As we revealed, Secret Invasion cost a staggering $211.6 million to make as its blockbuster budget was born in the days of the pandemic when the world was stuck indoors craving new streaming content. Disney was desperate to add new shows to its platform in a bid to attract more subscribers than its rivals and no expense was spared.
Disney’s chief executive Bob Iger was brought back to the helm of the media giant in November last year to rein in the spending. He then cut 7,000 jobs and saved $5.5 billion of costs. Marvel wasn’t immune to it.

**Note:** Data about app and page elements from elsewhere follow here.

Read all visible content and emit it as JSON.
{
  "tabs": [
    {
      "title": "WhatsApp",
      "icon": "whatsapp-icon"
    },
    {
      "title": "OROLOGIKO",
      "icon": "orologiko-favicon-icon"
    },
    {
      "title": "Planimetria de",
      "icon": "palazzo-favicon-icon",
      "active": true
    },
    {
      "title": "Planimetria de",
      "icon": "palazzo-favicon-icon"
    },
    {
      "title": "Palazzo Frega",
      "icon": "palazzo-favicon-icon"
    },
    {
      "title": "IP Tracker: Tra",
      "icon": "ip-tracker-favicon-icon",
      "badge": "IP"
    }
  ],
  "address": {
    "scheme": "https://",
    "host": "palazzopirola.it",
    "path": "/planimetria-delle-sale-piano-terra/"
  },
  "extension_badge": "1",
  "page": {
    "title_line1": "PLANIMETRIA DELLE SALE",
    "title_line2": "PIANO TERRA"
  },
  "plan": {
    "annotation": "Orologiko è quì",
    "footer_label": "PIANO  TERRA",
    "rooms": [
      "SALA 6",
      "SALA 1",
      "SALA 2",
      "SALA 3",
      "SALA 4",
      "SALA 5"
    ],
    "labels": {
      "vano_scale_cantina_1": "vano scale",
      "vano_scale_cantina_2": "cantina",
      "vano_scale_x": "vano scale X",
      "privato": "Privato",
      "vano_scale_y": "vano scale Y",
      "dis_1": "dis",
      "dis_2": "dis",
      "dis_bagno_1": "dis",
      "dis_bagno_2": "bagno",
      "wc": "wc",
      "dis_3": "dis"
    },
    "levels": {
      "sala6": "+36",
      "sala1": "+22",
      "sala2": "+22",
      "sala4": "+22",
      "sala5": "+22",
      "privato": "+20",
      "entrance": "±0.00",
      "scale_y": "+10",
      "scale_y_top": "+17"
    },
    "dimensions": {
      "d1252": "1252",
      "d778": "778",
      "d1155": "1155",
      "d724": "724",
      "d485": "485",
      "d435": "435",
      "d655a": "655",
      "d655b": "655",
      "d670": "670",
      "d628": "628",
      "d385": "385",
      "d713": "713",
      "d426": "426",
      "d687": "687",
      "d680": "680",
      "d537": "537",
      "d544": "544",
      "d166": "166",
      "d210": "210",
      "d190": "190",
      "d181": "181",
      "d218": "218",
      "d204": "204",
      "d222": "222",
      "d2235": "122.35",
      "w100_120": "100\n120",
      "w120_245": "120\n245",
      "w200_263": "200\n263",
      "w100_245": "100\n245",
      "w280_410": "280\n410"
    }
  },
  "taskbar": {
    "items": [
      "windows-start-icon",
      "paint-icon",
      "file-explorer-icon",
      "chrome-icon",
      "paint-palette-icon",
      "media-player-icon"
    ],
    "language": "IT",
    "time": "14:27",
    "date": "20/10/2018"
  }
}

In February Iger explained that Disney needs to “reduce costs on everything that we make because, while we’re extremely proud of what’s on the screen, it’s gotten to a point where it’s extraordinarily expensive.” It prompted Marvel Studios president Kevin Feige to say that “the pace at which we’re putting out the Disney+ shows will change so they can each get a chance to shine.” He added that this means both having more time between projects and putting out fewer each year.
The Marvels was given the green light before the spending tap was turned off and it shows.
Movie budgets are usually kept a closely-guarded secret as studios tend to absorb the cost of individual pictures in their overall expenses and don’t itemise how much they spent on each one. Movies made in the United Kingdom are an exception and The Marvels is one of them.
Studios are prepared to put up with greater levels of disclosure in the UK because they benefit from the government’s Film Tax Relief scheme. This gives them a cash reimbursement of up to 25% of the money spent in the UK provided that it represents at least 10% of the film’s total costs.
In order to demonstrate this to the government, studios set up separate companies to make each film and they have to file financial statements showing everything from staff numbers, salaries and costs, to the amount of the subsidy they receive.
The companies usually have code names so that they don’t raise attention when filing for permits to film on location. The Marvels was made by Disney’s UK subsidiary Warbird Productions II UK in a nod to the former job of Larson’s character.
Although The Marvels is partly set in space, it was largely shot at Pinewood Studios and Longcross Studios just outside London with additional filming done on location in Italy and the United States. It wrapped in May last year and the latest financial statements were drawn up four months after that.
They reveal that the movie’s “cost was forecasted to be in line with the production budget.” One of the biggest single expenses was the $29.9 million (£24.1 million) spent on staff which peaked at 240 people in 2021 without even including freelancers or agency workers who represent the majority of the crew.
Filming in the UK doesn’t just generate jobs for locals, it also drives spending on services such as security, equipment hire and special effects. In return for filming in the UK, Disney was handed the $55 million subsidy bringing its net spending down to $219.8 million. It is expected to soar in the next set of financial statements as almost a year of post-production and extensive reshoots took place after the latest financial statements were filed.
According to Deadline, The Marvels is set to break the record for the biggest-budgeted film directed by a black woman. When DaCosta got the job in 2020 she had just turned 30 which also made her Marvel’s youngest-ever director and the first black woman to helm one of its films.
Candyman hadn’t been released yet and DaCosta only had one feature under her belt, an indie reportedly made for less than $1 million. The budget of The Marvels is much more punchy and time will tell whether it makes a bigger impact than its prequel.